SCHLEGEL, EARL WILHELM FRIEDRICH VON (1772– 1829), known chiefly as an historian of literature, was the brother of August Wilhelm von Schlegel. He was born at Hanover on the 10th March 1772. Having studied at Gottingen and Leipsic, he attracted some attention by a book on the Criechen und Romer (1797), which was praised by Heyne. This work was soon followed by his Geschichte der Poesie der Griechen und Romer. At Jena, where he lectured as a privat-docent at the university, he contributed to the Athenzeum, many striking critical articles, and a number of lyrical, poems which were afterwards included in a volume entitled Gedichte. Here also he wrote Lucinde, an unfinished romance, which was held by some of the best of his contemporaries to be of a deeply immoral tendency, and Alarcos, a tragedy, in which he attempted without much success to combine romantic and classical elements. In 1802 he went to Paris, where he edited Europa, lectured on philosophy, and carried on Oriental studies, some results of which he embodied in a well-known book, Ueber die Sprache und Weisheit der Indier. In 1803 he and his wife joined the Roman Church, and from this time he became more and more opposed to the principles of political and religious freedom. He went to Vienna in 1808, and in the following year was engaged as imperial court secretary at the headquarters of the archduke Charles. At a later period he was for some time councillor of legation in the Austrian embassy at the Frankfort diet, but in 1818 he returned to Vienna. Meanwhile he had published two series of lectures, Ueber die neuere Geschichte (1811) and Geschichte der alien und neven Literatur (1815). After his return to Vienna from Frankfort he edited Concordia, and began the issue of his Slimmtliche Werke. He also delivered lectures, which were republished in his Philosophic des Lebens (1828) and in his Philosophie der Geschichte (1829). He died on the 11th January 1829 at Dresden, where he was delivering the course of lectures which appeared in 1830 under the title Philosophische Fortes-unyen, insbesondere ilber die Philosophie der Sprache und des Wortes. His own collection of his works included ten volumes, and to this number five volumes were added after his death. A permanent place in the history of German literature belongs to Friedrich Schlegel and his brother August Wilhelm as the critical leaders of the Romantic school, which derived from them most of its governing ideas as to the characteristics of the Middle Ages, and as to the methods of literary expression. In their writings, too, there is the fullest and most impressive statement of the mystical spiritual doctrines of the Romantic school. Of the two brothers, August Wilhelm did the highest permanent service to his countrymen by his translations from Shakespeare and Calderon. The best of Friedrich's works is his Geschichte der alters und neuen Literatur, in which was presented for the first time a systematic account of the development of European literature as a whole.

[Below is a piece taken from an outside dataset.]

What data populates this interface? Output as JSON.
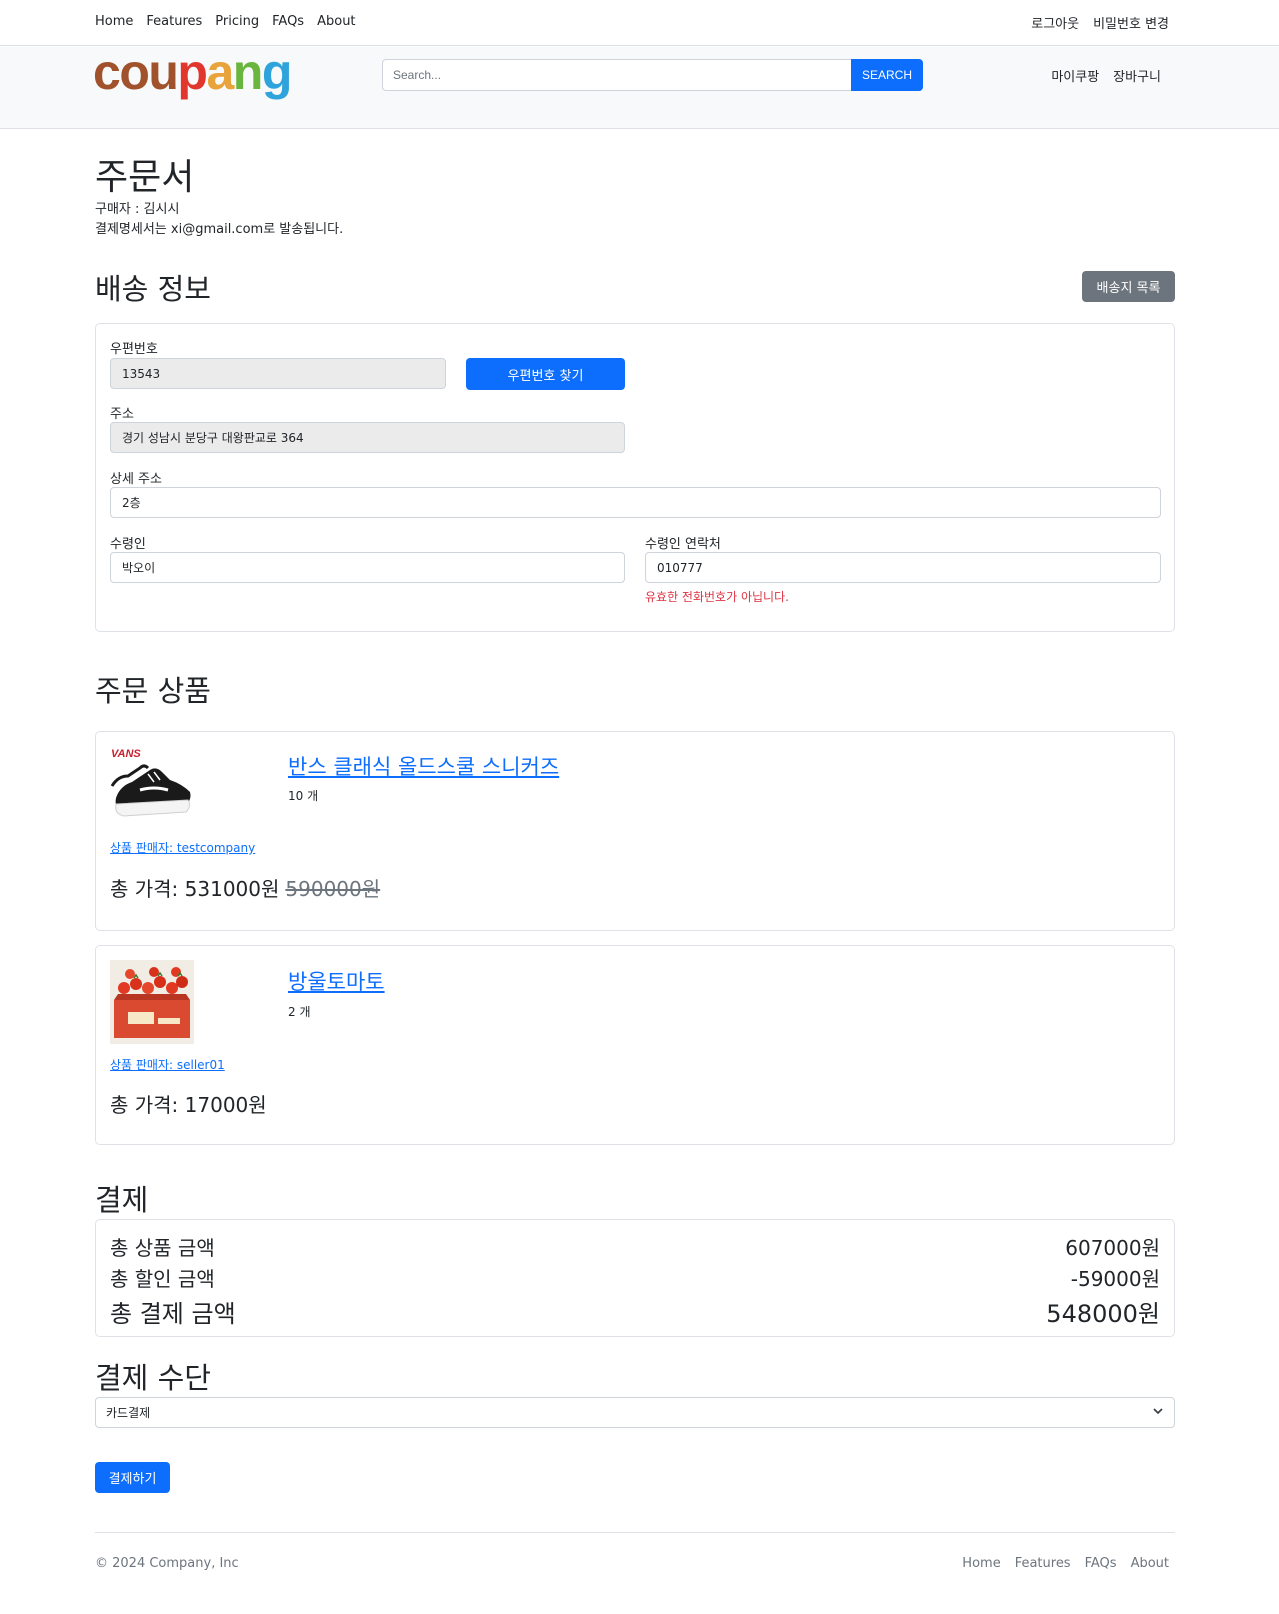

Friedrich Schlegers wife, Dorothea, a daughter of Moses Mendelssohn, was born at Berlin about the year 1770, and died at Frankfort in 1839. She was an eccentric but remarkably clever woman, and wrote or edited several works, issued by her husband, - the unfinished romance Plorentin (1801), the first volume of the Sansmluag romantischer Dichtungen des Mittelalters (2 vols., 1809), and Lother und Mailer (1805). By her first marriage she had a son, Philip Veit, who became one of the most eminent painters of his day in Germany.